For this inaugural post, I’ll be talking about The National Park Service Libraries. American Libraries Magazine contained a great feature on NPS libraries this month. If you don’t subscribe, you can read the article online here. I’m a bit embarrassed to admit that, until reading the article, I wasn’t really aware of the great number of fascinating libraries NPS contains. I suppose when visiting that I, like many others I’m sure,visited the parks more for their natural beauty than for the materials offered. However, I will definitely be looking for the libraries on my next vacation.
The NPS website has a section for their library service on their website. Here you can find links to all the library locations, contact the service desk, search the catalogs, and find more information regarding the libraries. Here are a few that I am hoping to be able to visit soon.
Within the Library itself are over 35,000 book and periodical titles dating from 1536 to the present, 50,000 pieces of ephemera, over 3000 maps and charts covering the Pacific Basin and the West Coast of the United States dating from 1850 to the present, audio, and video materials in multiple formats.
50,000 pieces of ephemera! Titles dating back to 1536! Doesn’t that just sound amazing? In addition to this library collection, the museum on the park grounds also contains an archival collection of papers, recordings, and photos from seafarers throughout the American history, and thousands of items from sailors, including dozens of historic vessels.

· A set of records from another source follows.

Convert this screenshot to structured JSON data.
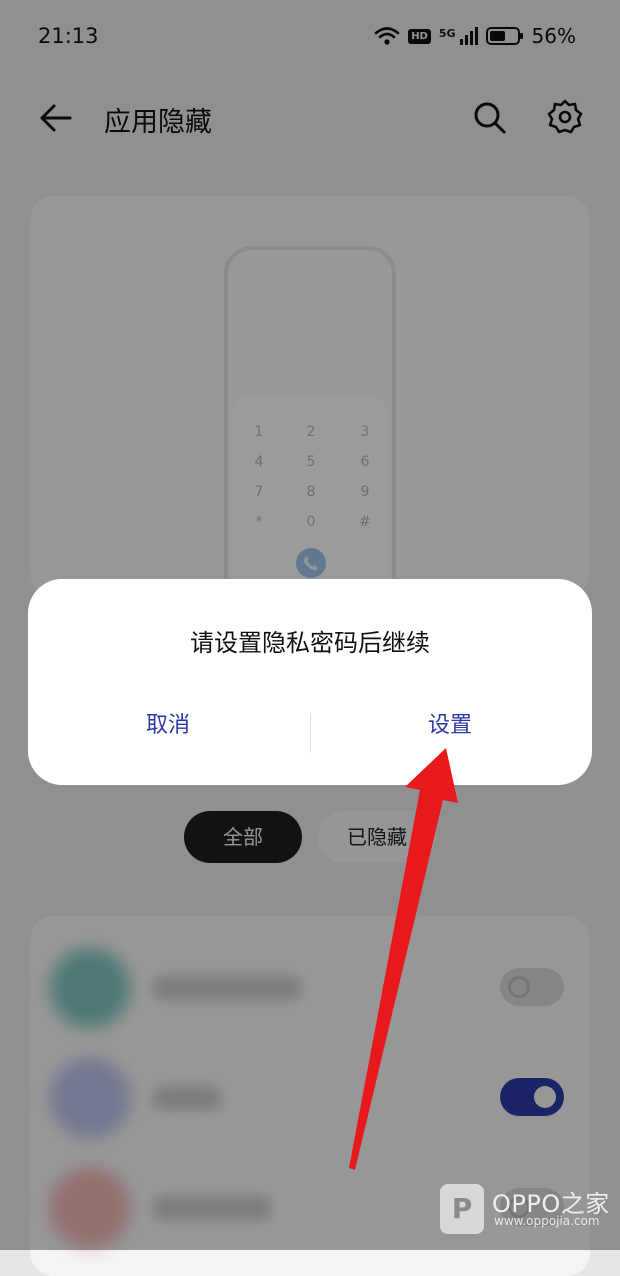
{
  "status_bar": {
    "time": "21:13",
    "network_badge": "HD",
    "signal_label": "5G",
    "battery_percent": "56%",
    "battery_level": 0.56
  },
  "header": {
    "title": "应用隐藏",
    "back_icon": "arrow-left-icon",
    "search_icon": "search-icon",
    "settings_icon": "gear-icon"
  },
  "illustration": {
    "keypad_keys": [
      "1",
      "2",
      "3",
      "4",
      "5",
      "6",
      "7",
      "8",
      "9",
      "*",
      "0",
      "#"
    ],
    "call_icon": "phone-icon"
  },
  "filters": {
    "all_label": "全部",
    "hidden_label": "已隐藏"
  },
  "app_list": {
    "toggles": [
      false,
      true,
      false
    ]
  },
  "dialog": {
    "message": "请设置隐私密码后继续",
    "cancel_label": "取消",
    "confirm_label": "设置"
  },
  "watermark": {
    "logo_letter": "P",
    "brand": "OPPO之家",
    "url": "www.oppojia.com"
  },
  "colors": {
    "accent": "#2b3aa3",
    "toggle_on": "#2a3aa6",
    "arrow": "#e8191c"
  }
}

As a national archive devoted to educating people about the contributions of First Ladies and other notable women in history, the Library’s holdings fill an informational void that has long frustrated academicians and armchair history buffs alike. The Library fulfills this mission by serving as a physical educational facility and an electronic virtual library, in an effort to educate people in the United States and around the world.
Many of America’s First Ladies have contributed greatly to our country’s well-being, but their accomplishments are often forgotten in the shadow of their presidential husbands. It’s wonderful that this park and library is so dedicated to educating people about these women and what they did. Their collection includes such items as photos, artifacts and videos from the First Ladies, books by and about them, and research papers about them.
The Yosemite Research Library, maintained by the museum, is a research resource with some 10,000 books relevant to Yosemite, as well as photographs and articles…The Yosemite Archives, located in El Portal, contains National Park Service records, personal papers, manuscript collections, and oral histories.
The Yosemite Museum opened in 1926 and the first National Park Museum. It now includes hundreds of thousands of items. It’s truly amazing what they contain in their collection. For anyone with any interest in archives, history of that area, or National Parks in general, this just seems like a goldmine (and you can even learn about goldmining!)